Cam'Ron Harris, Miami

Harris is a bigger back that has delivered some fireworks early this season. In each of the Hurricanes' two games, he has finished with exactly 134 rushing yards. Against UAB, it took 17 carries. Against Louisville, it took just nine. The Louisville rush defense has been a huge problem dating back to the 2019 regular season finale when Kentucky racked up 517 rushing yards on 40 carries. 

On this particular play, the cutback was a bit off-kilter but the end result rendered that irrelevant. When Harris bounced it to the outside, it was a foot race to the end zone. The Florida native is more of a long strider than fast but was able to out run Louisville defensive backs with an angle for a 75-yard touchdown. 

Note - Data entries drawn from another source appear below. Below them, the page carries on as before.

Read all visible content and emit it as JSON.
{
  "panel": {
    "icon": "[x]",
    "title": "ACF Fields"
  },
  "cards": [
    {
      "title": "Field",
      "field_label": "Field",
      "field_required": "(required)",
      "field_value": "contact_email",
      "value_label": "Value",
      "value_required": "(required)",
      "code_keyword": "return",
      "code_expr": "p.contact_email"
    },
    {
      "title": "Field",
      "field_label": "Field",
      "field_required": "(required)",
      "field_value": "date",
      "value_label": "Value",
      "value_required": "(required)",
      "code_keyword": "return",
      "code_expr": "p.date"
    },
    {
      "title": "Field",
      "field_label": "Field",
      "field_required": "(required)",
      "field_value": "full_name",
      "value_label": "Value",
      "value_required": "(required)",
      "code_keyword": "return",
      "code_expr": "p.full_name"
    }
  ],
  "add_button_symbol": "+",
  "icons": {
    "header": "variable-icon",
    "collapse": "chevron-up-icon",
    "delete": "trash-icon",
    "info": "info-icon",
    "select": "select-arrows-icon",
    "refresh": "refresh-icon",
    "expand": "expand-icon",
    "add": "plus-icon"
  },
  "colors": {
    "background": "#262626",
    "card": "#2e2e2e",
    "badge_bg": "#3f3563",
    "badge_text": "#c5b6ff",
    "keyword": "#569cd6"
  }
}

Tune in next week to learn whether or not Harris was able to rush for exactly 134 yards against Florida State! As an aside, true freshman running back Jaylan Knighton looks to be on a path for stardom. It will be a few more years before he is discussed as being draft eligible.

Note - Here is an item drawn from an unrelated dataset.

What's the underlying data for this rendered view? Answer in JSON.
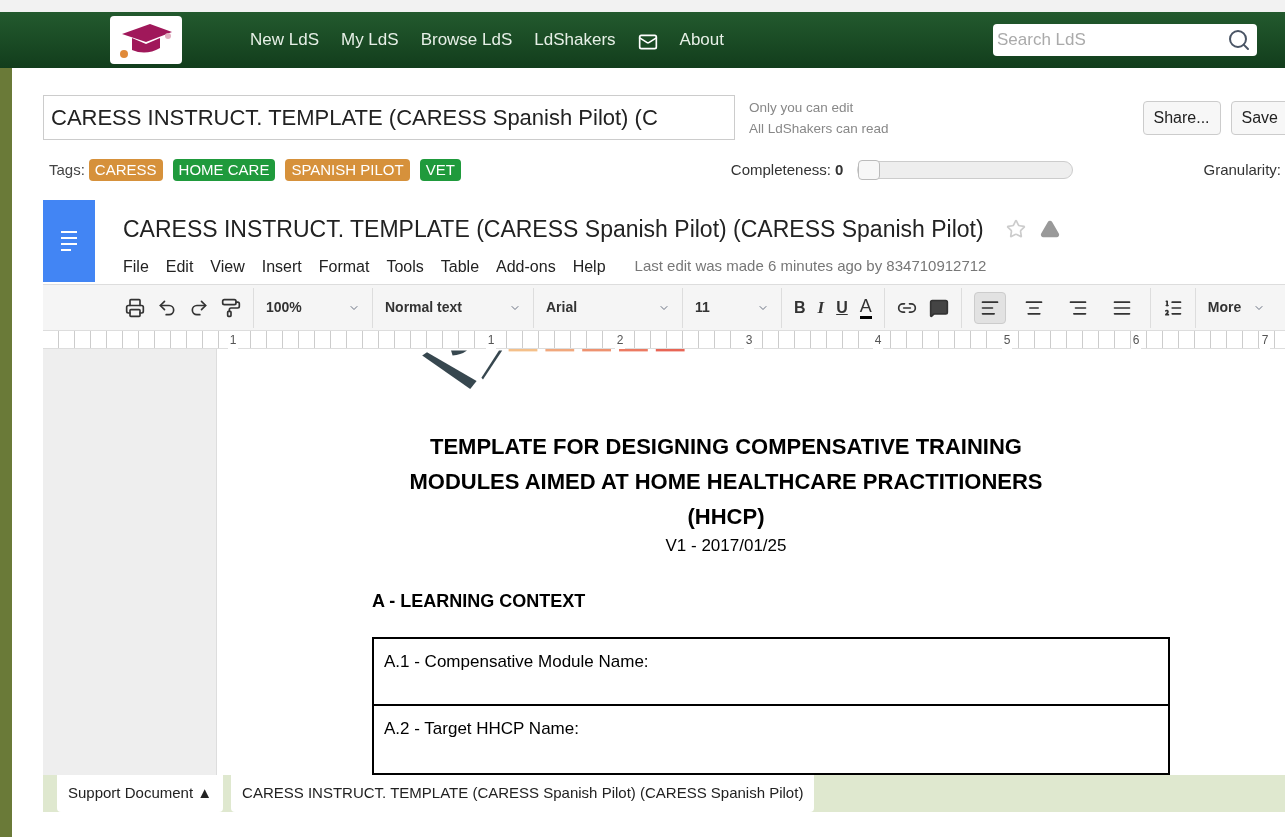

Miami won, 47-34.

Javian Hawkins, Louisville

In the draft prospects to watch piece from the weekend, Hawkins was featured because of his dynamic play-making ability. On any given play, he is capable of taking it to the house. His improvisational ability was on display against the No. 17 ranked Miami Hurricanes this weekend. There were several red plays but the focus is on the positive. 

On this particular play, Hawkins takes the hand-off right but quickly finds himself bottled up. Miami edge rusher Jaelan Phillips had pushed Louisville's right tackle into the running back's path and the rest of the line was collapsing down. He made a jump cut towards the opposite side of the field but saw a defender approaching. Rather than sinking to the ground and taking the loss, he spun around the defender and found some open green grass. The Florida native gets a big block from quarterback Malik Cunningham to spring him for a 19-yard touchdown. 

On the day, he finished with 27 carries for 164 yards and one touchdown. In addition to his burst, fans can trust Hawkins' ball security. He was not responsible for any fumbles in 2019.

Chuba Hubbard, Oklahoma State

The Oklahoma State offense looked out of sorts in their regular season debut against Tulsa. Running back Chuba Hubbard moved forward to accept an exchange from quarterback Spencer Sanders and the two were unable to get on the same page as the ball was fumbled to the turf. Sanders appeared to injure himself on the play and never returned. Hubbard managed just 35 yards on 13 carries in the first half and Tulsa carried a 7-3 lead into the fourth quarter. 

The Alberta, Canada native did break a 20-yard run in the second half and plunged into the end zone for a three-yard score to finish the game with 27 carries for 93 yards and one touchdown. In the first half, the running back was averaging negative yardage before contact, according to TruMedia, which illustrates that the Golden Hurricanes were getting penetration. In the second half, the yardage before contact jumped to roughly 1.65. The Cowboys eventually pulled away to win, 17-6. 

Elijah Mitchell, Louisiana

Mitchell had a big day rushing for 164 yards and two touchdowns on 16 carries. His two touchdowns required speed as opposed to finesse and elusiveness. On the 59-yard third quarter touchdown, he broke one tackle at the line of scrimmage and then was gone. His game-winning touchdown in overtime was to the wide side of the field as he got around the corner and rushed untouched to the end zone. He also had a 53-yard rush in the fourth quarter.

As the game progressed, he became more effective but, if you take away his three big runs, he finished with 33 yards on 13 carries. Four of those carries were negative. He needs to take fewer losses.